If residents who attended a meeting with Mayor Mitch Landrieu on Monday night have their way, the city will spend a significant amount of its 2015 budget on repairing city streets.

The issue of bad streets was a dominant one during the question-and-comment period of the first of five community discussions the mayor is hosting to discuss budget priorities for the coming year.

Several attendees carried the bright red “Fix My Streets” signs that have popped up in neighborhoods around the city.

“We don’t have a pothole; we have a sinkhole,” Algiers resident Hilda Lee said of a depression on Westchester Street.

One Algiers resident said he spends $500 a year on his cars just to repair damage they receive from city streets. Another said he has had to trim and kill the weeds growing from the cracked streets in his neighborhood.

Eric Songy, president of the Bocage Civic Association, proposed that the city reallocate its millages so that less money goes to the Audubon Nature Institute, for instance, and more to the Public Works Department.

“The streets in this city are deplorable,” Songy said.

Residents were given two minutes each to ask questions or make comments. The mayor did not give individual responses, instead offering a wrap-up at the end of the meeting.

On the matter of streets, Landrieu made no promises.

“I’m going to say some things you don’t want to hear,” he said.

Put simply, he said, the city doesn’t have enough money to repair all its streets. The focus instead is on heavily trafficked streets. It costs $7 million to repair one mile of road, he said. By comparison, the entire NORD budget is $10 million.

“The interior streets in the city are awful,” Landrieu said. “There’s no use in trying to deny that.”

Monday’s meeting at L.B. Landry High School was the first of five community discussions the mayor will hold — one in each City Council district — as part of an approach called “budgeting for outcomes.” The meetings are aimed at allowing the Landrieu administration to gather input from residents before the mayor puts together his approximately $500 million 2015 budget for presentation to the City Council.

Landrieu has held similar meetings every year since taking office in 2010.

The first meeting was co-hosted by District C Councilwoman Nadine Ramsey at L.B. Landry High School. Several deputy mayors and the heads of city departments were present. Michael Harrison, who was named the city’s interim police superintendent on Monday, sat with the mayor’s top advisers.

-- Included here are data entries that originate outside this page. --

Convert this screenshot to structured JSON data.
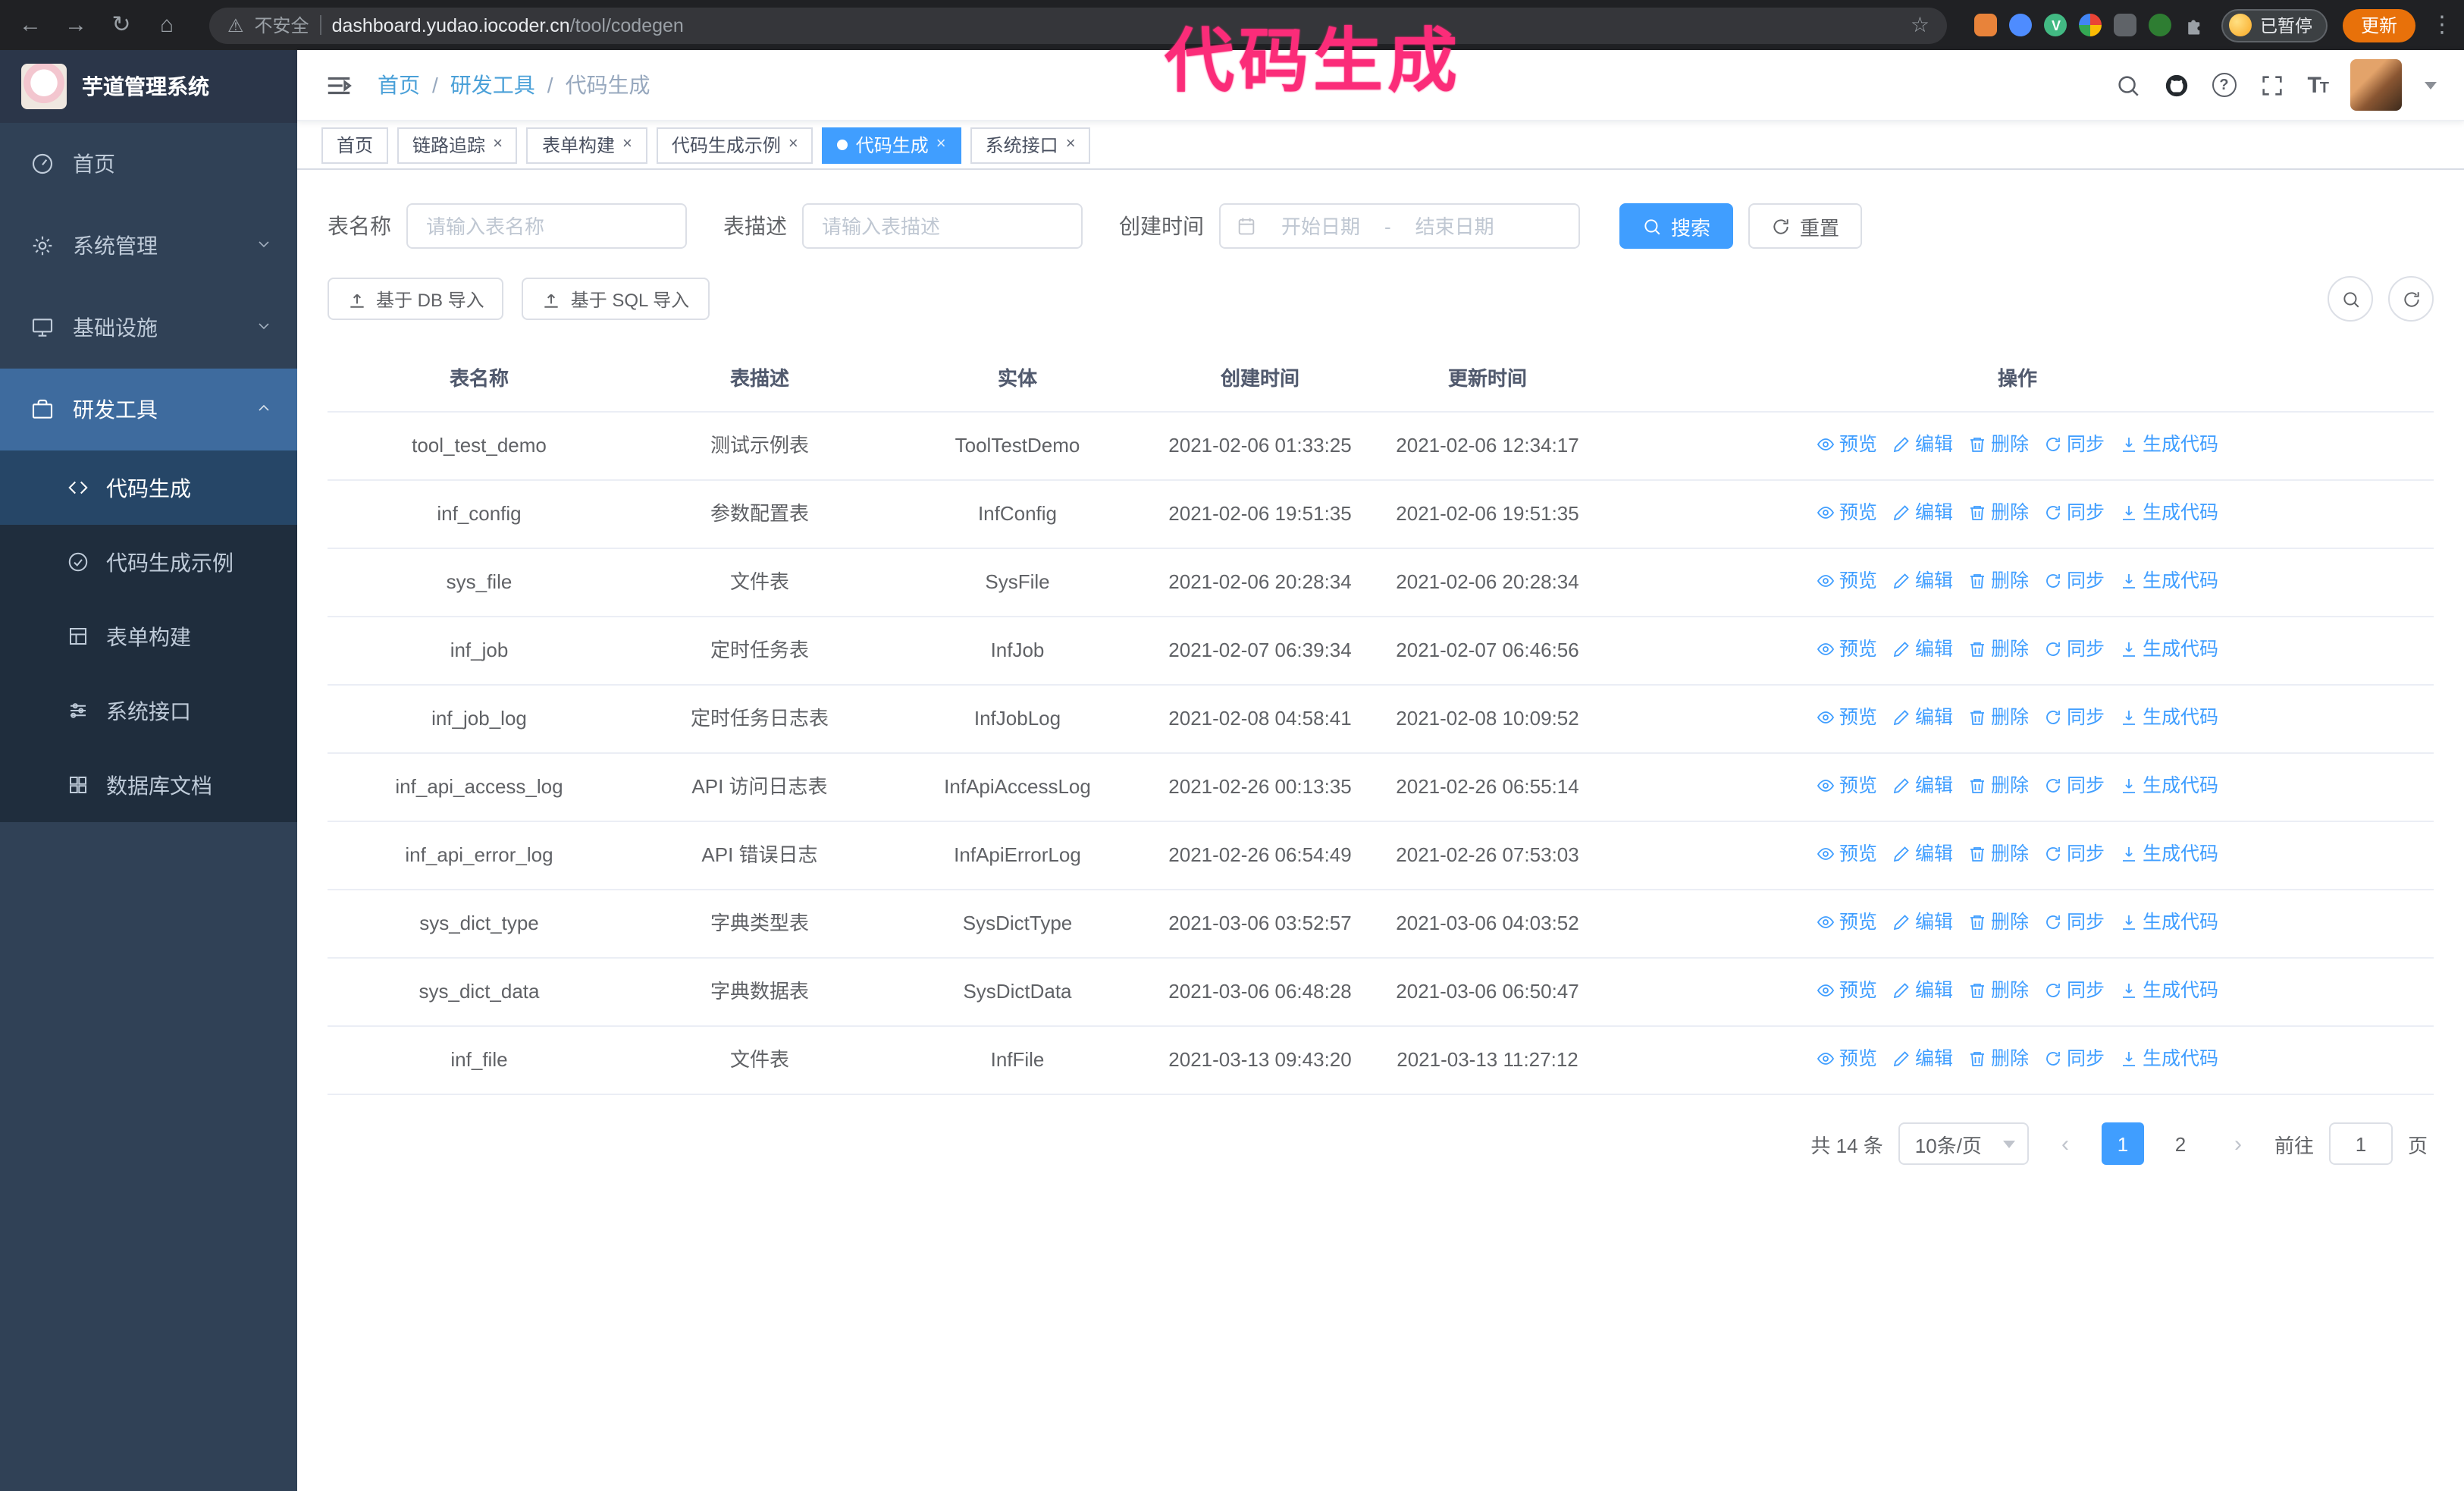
{
  "overlay": {
    "annotation": "代码生成"
  },
  "browser": {
    "security_label": "不安全",
    "url_host": "dashboard.yudao.iocoder.cn",
    "url_path": "/tool/codegen",
    "profile_badge": "已暂停",
    "update_button": "更新"
  },
  "sidebar": {
    "logo_title": "芋道管理系统",
    "items": [
      {
        "label": "首页"
      },
      {
        "label": "系统管理"
      },
      {
        "label": "基础设施"
      },
      {
        "label": "研发工具"
      }
    ],
    "submenu": [
      {
        "label": "代码生成"
      },
      {
        "label": "代码生成示例"
      },
      {
        "label": "表单构建"
      },
      {
        "label": "系统接口"
      },
      {
        "label": "数据库文档"
      }
    ]
  },
  "breadcrumb": {
    "items": [
      "首页",
      "研发工具",
      "代码生成"
    ],
    "separator": "/"
  },
  "tabs": [
    {
      "label": "首页"
    },
    {
      "label": "链路追踪"
    },
    {
      "label": "表单构建"
    },
    {
      "label": "代码生成示例"
    },
    {
      "label": "代码生成"
    },
    {
      "label": "系统接口"
    }
  ],
  "filters": {
    "name_label": "表名称",
    "name_placeholder": "请输入表名称",
    "desc_label": "表描述",
    "desc_placeholder": "请输入表描述",
    "time_label": "创建时间",
    "start_placeholder": "开始日期",
    "range_separator": "-",
    "end_placeholder": "结束日期",
    "search_button": "搜索",
    "reset_button": "重置"
  },
  "toolbar": {
    "import_db": "基于 DB 导入",
    "import_sql": "基于 SQL 导入"
  },
  "table": {
    "columns": [
      "表名称",
      "表描述",
      "实体",
      "创建时间",
      "更新时间",
      "操作"
    ],
    "actions": [
      {
        "key": "preview",
        "icon": "eye-icon",
        "label": "预览"
      },
      {
        "key": "edit",
        "icon": "edit-icon",
        "label": "编辑"
      },
      {
        "key": "delete",
        "icon": "delete-icon",
        "label": "删除"
      },
      {
        "key": "sync",
        "icon": "sync-icon",
        "label": "同步"
      },
      {
        "key": "generate",
        "icon": "download-icon",
        "label": "生成代码"
      }
    ],
    "rows": [
      {
        "name": "tool_test_demo",
        "desc": "测试示例表",
        "entity": "ToolTestDemo",
        "created": "2021-02-06 01:33:25",
        "updated": "2021-02-06 12:34:17"
      },
      {
        "name": "inf_config",
        "desc": "参数配置表",
        "entity": "InfConfig",
        "created": "2021-02-06 19:51:35",
        "updated": "2021-02-06 19:51:35"
      },
      {
        "name": "sys_file",
        "desc": "文件表",
        "entity": "SysFile",
        "created": "2021-02-06 20:28:34",
        "updated": "2021-02-06 20:28:34"
      },
      {
        "name": "inf_job",
        "desc": "定时任务表",
        "entity": "InfJob",
        "created": "2021-02-07 06:39:34",
        "updated": "2021-02-07 06:46:56"
      },
      {
        "name": "inf_job_log",
        "desc": "定时任务日志表",
        "entity": "InfJobLog",
        "created": "2021-02-08 04:58:41",
        "updated": "2021-02-08 10:09:52"
      },
      {
        "name": "inf_api_access_log",
        "desc": "API 访问日志表",
        "entity": "InfApiAccessLog",
        "created": "2021-02-26 00:13:35",
        "updated": "2021-02-26 06:55:14"
      },
      {
        "name": "inf_api_error_log",
        "desc": "API 错误日志",
        "entity": "InfApiErrorLog",
        "created": "2021-02-26 06:54:49",
        "updated": "2021-02-26 07:53:03"
      },
      {
        "name": "sys_dict_type",
        "desc": "字典类型表",
        "entity": "SysDictType",
        "created": "2021-03-06 03:52:57",
        "updated": "2021-03-06 04:03:52"
      },
      {
        "name": "sys_dict_data",
        "desc": "字典数据表",
        "entity": "SysDictData",
        "created": "2021-03-06 06:48:28",
        "updated": "2021-03-06 06:50:47"
      },
      {
        "name": "inf_file",
        "desc": "文件表",
        "entity": "InfFile",
        "created": "2021-03-13 09:43:20",
        "updated": "2021-03-13 11:27:12"
      }
    ]
  },
  "pagination": {
    "total": "共 14 条",
    "page_size": "10条/页",
    "pages": [
      "1",
      "2"
    ],
    "active_page": "1",
    "goto_label": "前往",
    "goto_value": "1",
    "goto_suffix": "页"
  },
  "colors": {
    "accent": "#409eff",
    "annotation": "#fb2c79",
    "sidebar_bg": "#304156",
    "submenu_bg": "#1f2d3d"
  }
}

Several of the concerns expressed will be placed in the new chief’s lap.

Derrick Floyd, president of the Faubourg St. Roch Improvement Association, said the department’s depleted ranks aren’t a good enough excuse for not having better patrols and specifically bike patrols in his neighborhood. He urged the city to add more.

Landrieu said the Police Department is in the “process of being reformed from top to bottom.” He said he intends to “stay tight” with the St. Roch neighborhood and work with it on crime cameras and other issues.

Algiers resident Freddie Marshall said New Orleans needs more bowling alleys, skating rinks and other recreation and leisure options for young people, who he said get into trouble because they have “no opportunities to occupy our minds.”

Marshall was one of several residents who urged curbing crime by creating more jobs for young people, particularly African-American men.

Landrieu said the city has created 8,000 jobs, many of them in retail, and has hundreds more coming down the pike, particularly on construction jobs at the airport and infrastructure repair with the Sewerage & Water Board.

“I’m not saying everybody can be employed, but I’m saying we can do a much better job,” he said.

Other quality-of-life issues, such as blight, tall grass and the condition of playgrounds, were also on the minds of some residents.

The city will have to balance the requests from residents with two big bills that have come due. The city must pay for a costly federal consent decree requiring it to make improvements to the Orleans Parish Prison. The city is also on the hook for millions of dollars it owes to the New Orleans Firefighters Pension and Relief Fund.

Landrieu urged voters to support a constitutional amendment authorizing tax hikes on the Nov. 4 ballot. If the request passes both in the state and in Orleans Parish, the City Council would then be able to put up to a 10-mill increase on a local ballot to pay for public safety and fire protection.